[Extracted entries]
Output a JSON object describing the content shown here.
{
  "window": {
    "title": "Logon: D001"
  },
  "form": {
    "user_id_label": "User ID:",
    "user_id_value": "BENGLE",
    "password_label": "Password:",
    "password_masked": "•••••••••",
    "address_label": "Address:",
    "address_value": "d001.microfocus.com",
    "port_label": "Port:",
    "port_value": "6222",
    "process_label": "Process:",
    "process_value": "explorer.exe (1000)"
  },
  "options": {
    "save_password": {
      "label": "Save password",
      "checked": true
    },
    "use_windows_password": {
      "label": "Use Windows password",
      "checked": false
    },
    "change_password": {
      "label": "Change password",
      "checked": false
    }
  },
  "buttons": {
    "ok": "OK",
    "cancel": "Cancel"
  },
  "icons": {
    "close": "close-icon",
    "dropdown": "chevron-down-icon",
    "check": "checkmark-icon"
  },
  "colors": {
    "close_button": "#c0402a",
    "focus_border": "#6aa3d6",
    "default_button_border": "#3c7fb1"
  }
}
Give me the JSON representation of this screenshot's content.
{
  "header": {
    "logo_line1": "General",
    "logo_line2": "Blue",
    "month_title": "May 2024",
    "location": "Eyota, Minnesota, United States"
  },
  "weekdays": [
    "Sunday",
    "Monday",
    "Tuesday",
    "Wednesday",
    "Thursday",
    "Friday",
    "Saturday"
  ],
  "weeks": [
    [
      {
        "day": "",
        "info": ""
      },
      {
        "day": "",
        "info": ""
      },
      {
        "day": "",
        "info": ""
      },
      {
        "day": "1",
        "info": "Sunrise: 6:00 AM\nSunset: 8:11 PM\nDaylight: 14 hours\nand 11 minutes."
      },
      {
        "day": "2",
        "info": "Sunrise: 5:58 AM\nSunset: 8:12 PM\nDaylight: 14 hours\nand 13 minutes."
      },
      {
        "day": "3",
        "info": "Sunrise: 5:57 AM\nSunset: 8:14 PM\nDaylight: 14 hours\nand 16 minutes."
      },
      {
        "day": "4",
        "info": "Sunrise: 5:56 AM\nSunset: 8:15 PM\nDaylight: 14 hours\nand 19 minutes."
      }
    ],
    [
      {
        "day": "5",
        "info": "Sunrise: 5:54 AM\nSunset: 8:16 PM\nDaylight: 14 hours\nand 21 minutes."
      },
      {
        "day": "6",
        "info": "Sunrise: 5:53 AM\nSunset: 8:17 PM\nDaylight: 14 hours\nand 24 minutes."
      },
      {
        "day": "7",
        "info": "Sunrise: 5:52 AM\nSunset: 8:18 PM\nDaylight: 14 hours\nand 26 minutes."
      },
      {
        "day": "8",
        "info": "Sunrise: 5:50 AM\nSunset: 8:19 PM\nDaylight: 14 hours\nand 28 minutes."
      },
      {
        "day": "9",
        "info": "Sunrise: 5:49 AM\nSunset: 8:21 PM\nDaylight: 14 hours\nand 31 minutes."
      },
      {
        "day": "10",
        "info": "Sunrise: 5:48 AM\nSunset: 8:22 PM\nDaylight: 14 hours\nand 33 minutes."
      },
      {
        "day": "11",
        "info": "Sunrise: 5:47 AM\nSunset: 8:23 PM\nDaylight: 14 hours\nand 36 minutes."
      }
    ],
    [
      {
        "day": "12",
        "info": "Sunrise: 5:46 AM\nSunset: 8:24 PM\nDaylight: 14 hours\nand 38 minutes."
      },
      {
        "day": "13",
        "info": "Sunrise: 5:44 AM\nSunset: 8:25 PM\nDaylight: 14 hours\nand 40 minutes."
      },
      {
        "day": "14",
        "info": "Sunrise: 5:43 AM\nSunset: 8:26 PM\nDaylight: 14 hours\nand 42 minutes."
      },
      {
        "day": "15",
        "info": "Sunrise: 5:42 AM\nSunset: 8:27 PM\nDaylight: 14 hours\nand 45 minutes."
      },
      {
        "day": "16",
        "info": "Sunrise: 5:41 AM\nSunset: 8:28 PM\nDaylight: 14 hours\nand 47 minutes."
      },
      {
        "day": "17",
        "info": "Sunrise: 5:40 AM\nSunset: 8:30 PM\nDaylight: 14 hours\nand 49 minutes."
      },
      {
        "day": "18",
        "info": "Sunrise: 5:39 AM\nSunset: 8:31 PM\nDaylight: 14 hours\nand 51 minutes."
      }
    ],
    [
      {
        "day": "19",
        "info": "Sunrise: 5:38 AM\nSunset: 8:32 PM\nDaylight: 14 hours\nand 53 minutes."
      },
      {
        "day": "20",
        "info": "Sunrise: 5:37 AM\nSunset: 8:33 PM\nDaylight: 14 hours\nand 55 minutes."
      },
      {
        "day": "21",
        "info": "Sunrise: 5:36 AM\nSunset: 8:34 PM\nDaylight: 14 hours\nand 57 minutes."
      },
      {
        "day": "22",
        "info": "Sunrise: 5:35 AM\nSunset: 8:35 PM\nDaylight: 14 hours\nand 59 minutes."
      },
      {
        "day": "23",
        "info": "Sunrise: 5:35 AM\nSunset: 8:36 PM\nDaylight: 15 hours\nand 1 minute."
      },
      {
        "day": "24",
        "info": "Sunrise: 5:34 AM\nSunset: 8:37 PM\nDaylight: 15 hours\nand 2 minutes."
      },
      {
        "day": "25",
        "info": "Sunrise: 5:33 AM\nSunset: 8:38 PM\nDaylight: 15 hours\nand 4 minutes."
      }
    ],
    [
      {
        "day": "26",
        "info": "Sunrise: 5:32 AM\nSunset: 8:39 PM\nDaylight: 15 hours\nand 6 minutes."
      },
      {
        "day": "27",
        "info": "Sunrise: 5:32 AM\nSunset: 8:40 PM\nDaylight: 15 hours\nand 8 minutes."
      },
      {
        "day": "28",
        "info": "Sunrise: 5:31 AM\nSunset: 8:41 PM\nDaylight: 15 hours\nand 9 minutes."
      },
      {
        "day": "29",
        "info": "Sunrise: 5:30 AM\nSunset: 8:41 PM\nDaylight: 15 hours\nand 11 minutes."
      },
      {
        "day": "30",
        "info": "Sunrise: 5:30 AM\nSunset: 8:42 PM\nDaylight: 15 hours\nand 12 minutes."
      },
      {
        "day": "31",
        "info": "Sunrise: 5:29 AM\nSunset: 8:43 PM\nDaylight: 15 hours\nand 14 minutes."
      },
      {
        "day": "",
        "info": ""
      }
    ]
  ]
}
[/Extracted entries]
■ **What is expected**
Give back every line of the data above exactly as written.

■ **The completed task**
Output a JSON object describing the content shown here.
{
  "window": {
    "title": "Logon: D001"
  },
  "form": {
    "user_id_label": "User ID:",
    "user_id_value": "BENGLE",
    "password_label": "Password:",
    "password_masked": "•••••••••",
    "address_label": "Address:",
    "address_value": "d001.microfocus.com",
    "port_label": "Port:",
    "port_value": "6222",
    "process_label": "Process:",
    "process_value": "explorer.exe (1000)"
  },
  "options": {
    "save_password": {
      "label": "Save password",
      "checked": true
    },
    "use_windows_password": {
      "label": "Use Windows password",
      "checked": false
    },
    "change_password": {
      "label": "Change password",
      "checked": false
    }
  },
  "buttons": {
    "ok": "OK",
    "cancel": "Cancel"
  },
  "icons": {
    "close": "close-icon",
    "dropdown": "chevron-down-icon",
    "check": "checkmark-icon"
  },
  "colors": {
    "close_button": "#c0402a",
    "focus_border": "#6aa3d6",
    "default_button_border": "#3c7fb1"
  }
}
Give me the JSON representation of this screenshot's content.
{
  "header": {
    "logo_line1": "General",
    "logo_line2": "Blue",
    "month_title": "May 2024",
    "location": "Eyota, Minnesota, United States"
  },
  "weekdays": [
    "Sunday",
    "Monday",
    "Tuesday",
    "Wednesday",
    "Thursday",
    "Friday",
    "Saturday"
  ],
  "weeks": [
    [
      {
        "day": "",
        "info": ""
      },
      {
        "day": "",
        "info": ""
      },
      {
        "day": "",
        "info": ""
      },
      {
        "day": "1",
        "info": "Sunrise: 6:00 AM\nSunset: 8:11 PM\nDaylight: 14 hours\nand 11 minutes."
      },
      {
        "day": "2",
        "info": "Sunrise: 5:58 AM\nSunset: 8:12 PM\nDaylight: 14 hours\nand 13 minutes."
      },
      {
        "day": "3",
        "info": "Sunrise: 5:57 AM\nSunset: 8:14 PM\nDaylight: 14 hours\nand 16 minutes."
      },
      {
        "day": "4",
        "info": "Sunrise: 5:56 AM\nSunset: 8:15 PM\nDaylight: 14 hours\nand 19 minutes."
      }
    ],
    [
      {
        "day": "5",
        "info": "Sunrise: 5:54 AM\nSunset: 8:16 PM\nDaylight: 14 hours\nand 21 minutes."
      },
      {
        "day": "6",
        "info": "Sunrise: 5:53 AM\nSunset: 8:17 PM\nDaylight: 14 hours\nand 24 minutes."
      },
      {
        "day": "7",
        "info": "Sunrise: 5:52 AM\nSunset: 8:18 PM\nDaylight: 14 hours\nand 26 minutes."
      },
      {
        "day": "8",
        "info": "Sunrise: 5:50 AM\nSunset: 8:19 PM\nDaylight: 14 hours\nand 28 minutes."
      },
      {
        "day": "9",
        "info": "Sunrise: 5:49 AM\nSunset: 8:21 PM\nDaylight: 14 hours\nand 31 minutes."
      },
      {
        "day": "10",
        "info": "Sunrise: 5:48 AM\nSunset: 8:22 PM\nDaylight: 14 hours\nand 33 minutes."
      },
      {
        "day": "11",
        "info": "Sunrise: 5:47 AM\nSunset: 8:23 PM\nDaylight: 14 hours\nand 36 minutes."
      }
    ],
    [
      {
        "day": "12",
        "info": "Sunrise: 5:46 AM\nSunset: 8:24 PM\nDaylight: 14 hours\nand 38 minutes."
      },
      {
        "day": "13",
        "info": "Sunrise: 5:44 AM\nSunset: 8:25 PM\nDaylight: 14 hours\nand 40 minutes."
      },
      {
        "day": "14",
        "info": "Sunrise: 5:43 AM\nSunset: 8:26 PM\nDaylight: 14 hours\nand 42 minutes."
      },
      {
        "day": "15",
        "info": "Sunrise: 5:42 AM\nSunset: 8:27 PM\nDaylight: 14 hours\nand 45 minutes."
      },
      {
        "day": "16",
        "info": "Sunrise: 5:41 AM\nSunset: 8:28 PM\nDaylight: 14 hours\nand 47 minutes."
      },
      {
        "day": "17",
        "info": "Sunrise: 5:40 AM\nSunset: 8:30 PM\nDaylight: 14 hours\nand 49 minutes."
      },
      {
        "day": "18",
        "info": "Sunrise: 5:39 AM\nSunset: 8:31 PM\nDaylight: 14 hours\nand 51 minutes."
      }
    ],
    [
      {
        "day": "19",
        "info": "Sunrise: 5:38 AM\nSunset: 8:32 PM\nDaylight: 14 hours\nand 53 minutes."
      },
      {
        "day": "20",
        "info": "Sunrise: 5:37 AM\nSunset: 8:33 PM\nDaylight: 14 hours\nand 55 minutes."
      },
      {
        "day": "21",
        "info": "Sunrise: 5:36 AM\nSunset: 8:34 PM\nDaylight: 14 hours\nand 57 minutes."
      },
      {
        "day": "22",
        "info": "Sunrise: 5:35 AM\nSunset: 8:35 PM\nDaylight: 14 hours\nand 59 minutes."
      },
      {
        "day": "23",
        "info": "Sunrise: 5:35 AM\nSunset: 8:36 PM\nDaylight: 15 hours\nand 1 minute."
      },
      {
        "day": "24",
        "info": "Sunrise: 5:34 AM\nSunset: 8:37 PM\nDaylight: 15 hours\nand 2 minutes."
      },
      {
        "day": "25",
        "info": "Sunrise: 5:33 AM\nSunset: 8:38 PM\nDaylight: 15 hours\nand 4 minutes."
      }
    ],
    [
      {
        "day": "26",
        "info": "Sunrise: 5:32 AM\nSunset: 8:39 PM\nDaylight: 15 hours\nand 6 minutes."
      },
      {
        "day": "27",
        "info": "Sunrise: 5:32 AM\nSunset: 8:40 PM\nDaylight: 15 hours\nand 8 minutes."
      },
      {
        "day": "28",
        "info": "Sunrise: 5:31 AM\nSunset: 8:41 PM\nDaylight: 15 hours\nand 9 minutes."
      },
      {
        "day": "29",
        "info": "Sunrise: 5:30 AM\nSunset: 8:41 PM\nDaylight: 15 hours\nand 11 minutes."
      },
      {
        "day": "30",
        "info": "Sunrise: 5:30 AM\nSunset: 8:42 PM\nDaylight: 15 hours\nand 12 minutes."
      },
      {
        "day": "31",
        "info": "Sunrise: 5:29 AM\nSunset: 8:43 PM\nDaylight: 15 hours\nand 14 minutes."
      },
      {
        "day": "",
        "info": ""
      }
    ]
  ]
}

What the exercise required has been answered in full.